It is a great place for a wedding. Nevertheless, Jo was right. The wedding was really spread out. The wedding couple wanted the usual photos of the bridesmaids and bride coming out of a large building and walking across the mowed meadow. However, moments before the first of four groomsmen started from the same location, the groom and his parents started walking from a small building up on the hill (a good five plus minutes uphill sprint away). They wanted photos of the groom and his parents as they walked through a wrought iron gateway to the ceremony location.
I think I could have easily made that run when I was in my 20s, but it was a hot, mid-30 C cloudless day, and that uphill jaunt was a chore.
Jo had never been to Grandview Acres and had no idea how big that place is. Of course the wedding couple would want those shots, it’s a beautiful place and there has to be good photos of both the bride and the groom in their grand entrance.
I like watching other photographers at work, and after the ceremony I had the time lean against a beautifully restored horse carriage and watch Jo.

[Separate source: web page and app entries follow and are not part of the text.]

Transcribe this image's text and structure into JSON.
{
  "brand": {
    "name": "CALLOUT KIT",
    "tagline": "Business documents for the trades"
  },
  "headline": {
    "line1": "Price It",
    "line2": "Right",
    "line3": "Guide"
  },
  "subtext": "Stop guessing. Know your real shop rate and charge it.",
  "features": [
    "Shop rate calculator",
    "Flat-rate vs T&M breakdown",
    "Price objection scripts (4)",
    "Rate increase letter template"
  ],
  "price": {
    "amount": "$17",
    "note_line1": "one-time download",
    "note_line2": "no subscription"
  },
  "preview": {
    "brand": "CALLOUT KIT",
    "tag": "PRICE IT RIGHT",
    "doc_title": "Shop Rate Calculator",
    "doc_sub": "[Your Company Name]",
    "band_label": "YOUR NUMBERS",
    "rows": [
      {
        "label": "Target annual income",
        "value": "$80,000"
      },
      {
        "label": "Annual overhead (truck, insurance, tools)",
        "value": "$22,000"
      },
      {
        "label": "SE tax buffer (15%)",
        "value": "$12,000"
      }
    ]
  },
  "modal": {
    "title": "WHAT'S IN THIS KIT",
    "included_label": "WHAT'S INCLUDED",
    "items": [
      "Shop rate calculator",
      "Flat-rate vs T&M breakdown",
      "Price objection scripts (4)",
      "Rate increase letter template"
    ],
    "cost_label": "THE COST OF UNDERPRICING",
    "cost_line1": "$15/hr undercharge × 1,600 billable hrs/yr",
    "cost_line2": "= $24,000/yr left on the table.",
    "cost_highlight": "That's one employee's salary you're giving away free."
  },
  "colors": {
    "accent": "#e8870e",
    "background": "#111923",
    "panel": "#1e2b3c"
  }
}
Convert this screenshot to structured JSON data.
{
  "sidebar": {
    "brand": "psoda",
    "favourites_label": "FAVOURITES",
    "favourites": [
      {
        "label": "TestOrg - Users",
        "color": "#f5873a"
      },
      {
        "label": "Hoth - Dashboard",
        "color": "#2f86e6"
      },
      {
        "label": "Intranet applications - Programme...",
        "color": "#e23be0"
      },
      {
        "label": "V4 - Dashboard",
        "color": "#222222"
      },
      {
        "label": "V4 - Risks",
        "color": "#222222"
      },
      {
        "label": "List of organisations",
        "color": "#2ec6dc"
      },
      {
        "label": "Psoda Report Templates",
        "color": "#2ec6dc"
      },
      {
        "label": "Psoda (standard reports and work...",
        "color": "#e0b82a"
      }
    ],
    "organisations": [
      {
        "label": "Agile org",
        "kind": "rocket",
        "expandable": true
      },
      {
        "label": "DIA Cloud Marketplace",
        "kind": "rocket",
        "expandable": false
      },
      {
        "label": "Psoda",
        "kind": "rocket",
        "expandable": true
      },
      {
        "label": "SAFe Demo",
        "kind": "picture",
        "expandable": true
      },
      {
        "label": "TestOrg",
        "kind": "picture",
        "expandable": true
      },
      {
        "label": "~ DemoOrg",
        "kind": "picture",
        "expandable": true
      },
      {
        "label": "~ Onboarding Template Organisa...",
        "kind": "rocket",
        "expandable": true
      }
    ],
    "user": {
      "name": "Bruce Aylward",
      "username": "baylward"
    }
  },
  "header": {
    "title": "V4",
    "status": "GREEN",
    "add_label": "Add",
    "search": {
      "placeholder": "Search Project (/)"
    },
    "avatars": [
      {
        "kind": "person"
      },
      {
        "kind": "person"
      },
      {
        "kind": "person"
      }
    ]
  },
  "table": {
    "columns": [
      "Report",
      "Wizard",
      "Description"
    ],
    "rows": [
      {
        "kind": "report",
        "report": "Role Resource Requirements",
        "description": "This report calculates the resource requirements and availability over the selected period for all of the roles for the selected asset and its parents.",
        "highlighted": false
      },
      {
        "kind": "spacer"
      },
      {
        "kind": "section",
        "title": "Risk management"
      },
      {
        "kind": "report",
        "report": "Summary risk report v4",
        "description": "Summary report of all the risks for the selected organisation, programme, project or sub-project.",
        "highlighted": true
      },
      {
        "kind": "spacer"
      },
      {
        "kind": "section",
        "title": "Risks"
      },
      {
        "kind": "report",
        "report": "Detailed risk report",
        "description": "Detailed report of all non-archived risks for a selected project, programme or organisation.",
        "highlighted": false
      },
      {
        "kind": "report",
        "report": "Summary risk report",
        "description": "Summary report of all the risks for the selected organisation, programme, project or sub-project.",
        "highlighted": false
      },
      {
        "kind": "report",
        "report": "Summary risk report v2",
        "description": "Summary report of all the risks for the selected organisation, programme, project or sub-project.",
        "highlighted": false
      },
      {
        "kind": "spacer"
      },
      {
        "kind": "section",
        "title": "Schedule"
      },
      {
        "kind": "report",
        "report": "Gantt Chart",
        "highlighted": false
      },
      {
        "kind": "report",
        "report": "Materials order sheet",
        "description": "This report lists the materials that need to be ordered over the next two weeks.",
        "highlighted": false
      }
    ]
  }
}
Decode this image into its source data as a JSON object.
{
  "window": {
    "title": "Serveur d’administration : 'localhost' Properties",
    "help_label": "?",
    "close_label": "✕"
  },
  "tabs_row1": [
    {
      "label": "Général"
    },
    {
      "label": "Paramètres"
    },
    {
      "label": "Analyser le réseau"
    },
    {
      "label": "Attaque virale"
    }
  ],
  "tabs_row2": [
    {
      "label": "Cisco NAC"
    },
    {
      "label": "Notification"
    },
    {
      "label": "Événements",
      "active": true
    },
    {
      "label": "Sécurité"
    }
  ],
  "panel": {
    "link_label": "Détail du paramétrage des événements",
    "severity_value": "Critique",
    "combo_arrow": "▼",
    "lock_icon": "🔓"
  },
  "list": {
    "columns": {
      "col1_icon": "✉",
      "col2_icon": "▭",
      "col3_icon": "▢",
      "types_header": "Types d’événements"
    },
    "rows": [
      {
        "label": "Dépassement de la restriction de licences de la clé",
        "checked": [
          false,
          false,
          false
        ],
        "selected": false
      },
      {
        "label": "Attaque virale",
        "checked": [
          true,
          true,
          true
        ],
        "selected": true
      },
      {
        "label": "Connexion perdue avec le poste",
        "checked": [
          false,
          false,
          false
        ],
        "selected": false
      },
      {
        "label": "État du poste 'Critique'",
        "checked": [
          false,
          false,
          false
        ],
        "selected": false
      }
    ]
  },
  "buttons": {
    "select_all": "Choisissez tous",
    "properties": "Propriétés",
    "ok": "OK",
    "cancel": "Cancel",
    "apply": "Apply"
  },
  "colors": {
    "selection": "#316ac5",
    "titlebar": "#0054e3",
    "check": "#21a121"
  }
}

Jo is energetic and moved the bridal party several times as she creatively posed each member of the bridal party, changing locations and backgrounds to fit each person. Her shooting positions were rarely at eye level and often she would place the camera at ground level. The Nikon DSLR she uses has an articulating LCD screen that is touch focus, touch metering, and touch shutter release.
I showed up with a 24-120mm lens. I like that versatile lens for events like weddings, not only can I shoot wide, but when I need portraiture the long 120mm focal length is perfect.
Jo is not even “sort of content” with one lens. She was constantly changing lenses. There were the long shots with a 70-200mm. Then more intimate images with a 24-70mm. She would move in close, or back off for extreme wide photos with a 14-24mm, and then move in with an ever so sharp 35mm (gosh the background becomes smooth with that lens).
I was there to help with photos of the wedding ceremony, then afterwards that there wasn’t really anything for me to do. I hung around and looked for interesting shadows and light coming from the afternoon sun to use in photos, and talked with people from the wedding party as I waited for the reception to start. They told me they would make their entrance by dancing around their guests tables and that there would be confetti blasters when the newlyweds came in, and I thought it would be fun to photograph that.
The reception started, and then there would be photos of the head table, speakers, the newlyweds kissing when someone clinked their glass, more dancing and finally the cake cutting all easy for a practiced photographer like Jo to cover, so I said my goodbyes and headed home.
Stay safe and be creative. These are my thoughts for this week.
Contact me at www.enmanscamera.com or firstname.lastname@example.org.